WASHINGTON (Reuters) – The U.S. Justice Department has approached 18 state attorneys general to try to win their support for an antitrust lawsuit to block pay TV and wireless powerhouse AT&T Inc’s $85.4 billion deal to buy media and entertainment company Time Warner Inc, a person briefed on the matter said on Wednesday.
(Reuters) – A second lawsuit was filed this week against the organizers of cybercurrency technology project Tezos, an initiative that raised $232 million to issue a cryptocurrency that does not exist and fund development of a transaction system that has no clear end date.
If timing is everything, then Ottawa-based The Smart Prosperity Institute and London-based Climate Bonds Initiative have done well.
On Thursday, the two are set to publish the State of the Market report, a schedule that puts it in about the middle of the UN Climate Change Conference in Bonn.
The report gave the Government of Canada a shot at a way of accelerating the growth of the green bond market: it advised Ottawa to issue a sovereign bond that would provide “the scale and liquidity” the nascent green bond market needs “to encourage trading and facilitate price discovery.”
If Ottawa follows that advice it would be the fourth country to tap a market that’s seen almost US$100 billion of issuance this year: Poland, which raised €750m last December; France, which raised €7 billion in February; and Fiji, which raised US$50 million last month, have been there.
The report argued that a Canadian sovereign green bond issue would provide “a signal to market participants, raising the profile … and open up the market to new investors with portfolios allocated to sovereign debt.”
But the report — issued at a time when green bond issuance this year by Canadian entities is equal to the total previous issuance — sees a glimmer of hope in the recently formed Canada Infrastructure Bank. In addition, it noted the Minister of Infrastructure has received a mandate letter directive to work on the launch of a Canadian green bond.
“Sovereign green bonds could help harness much needed private capital as public funds alone will be insufficient to achieve Canada’s climate goals,” said the report, which argues for provinces, other than existing issuers Ontario and Quebec, and cities, other than Ottawa, to come to the market. The report also advocates for publicly owned entities “such as water and electric utilities” to issue green bonds.
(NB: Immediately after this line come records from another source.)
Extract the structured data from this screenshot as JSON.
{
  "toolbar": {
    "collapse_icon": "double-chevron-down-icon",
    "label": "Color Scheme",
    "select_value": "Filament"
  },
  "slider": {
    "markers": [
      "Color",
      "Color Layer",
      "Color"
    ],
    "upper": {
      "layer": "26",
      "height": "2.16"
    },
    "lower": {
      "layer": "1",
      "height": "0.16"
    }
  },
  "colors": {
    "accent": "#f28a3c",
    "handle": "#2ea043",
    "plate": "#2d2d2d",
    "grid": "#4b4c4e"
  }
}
Ontario, which has been to the green market on three occasions, intends to return. In prepared remarks, Gadi Mayman, chief executive of the Ontario Financing Authority, said Wednesday that Ontario plans to launch its fourth green bond “before the end of fiscal 2017–18.”
The report indicates the supranationals — the World Bank and a slew of development banks — are the big players, having issued more than US$50 billion (or about one-quarter of total issuance) of such bonds over 10 years. Entities from the U.S., China, France, Germany and the Netherlands are the next five largest issuers. Over the same period, Canada has been the 10th-largest green bond borrower.
So far in 2017, $3.8 billion of green bond borrowings have been raised by Canadian entities, with TD Bank’s US$1 billion being the largest. Most end up with institutional investors (on the City of Ottawa’s $102-million deal, for example, 96 per cent was allocated either to investors with green mandates or investors who had signed the UN’s Principles for Responsible Investing.)
But one firm, CoPower Inc., an exempt market dealer, offers green bonds to retail investors. The green bonds it issues — and it’s in the market now with a $20-million offering, of which more than $6 million has been raised — are backed by portfolios of clean energy project loans. So far it has made $14 million of investments.
But the report says there is no reason to rest because issuers, when they bring forward a transaction, stand to receive a warm reception. In short, demand from investors both with and without green mandates is typically very strong. On Ottawa’s borrowing, demand was 2.7 times what was available.
CALGARY — Online payments company PayPal has been ordered to hand over information about its Canadian business account holders to the Canada Revenue Agency.
PayPal says on its website it has been served with a Federal Court order to disclose information within 45 days to the Canadian tax-collecting agency identifying account holders and describing the amount and number of payments sent or received between Jan. 1, 2014, and last Friday.
CRA spokesman Patrick Samson says the agency has requested the information to ensure that these individuals and corporations comply with their tax obligations under the Income Tax Act.
He says it’s part of a stepped up campaign to use third-party data to detect unreported economic activity and identify individuals and businesses that do not file tax returns.
PayPal says it has notified the account holders, adding the order applies even if the business account has been closed.
It’s advising users to ensure they have filed their tax returns as appropriate, pointing out that the CRA has a voluntary disclosure program that allows a filer to adjust a tax return he or she has already filed.
Twitter says that it’s making progress on its plan to review its authentication system, which it’s conducting in the wake of backlash against the social network verifying the account of a white supremacist rally organizer. In a series of tweets today, the Twitter Support account acknowledges that verification comes across as endorsement, and that the social network’s treatment… Read More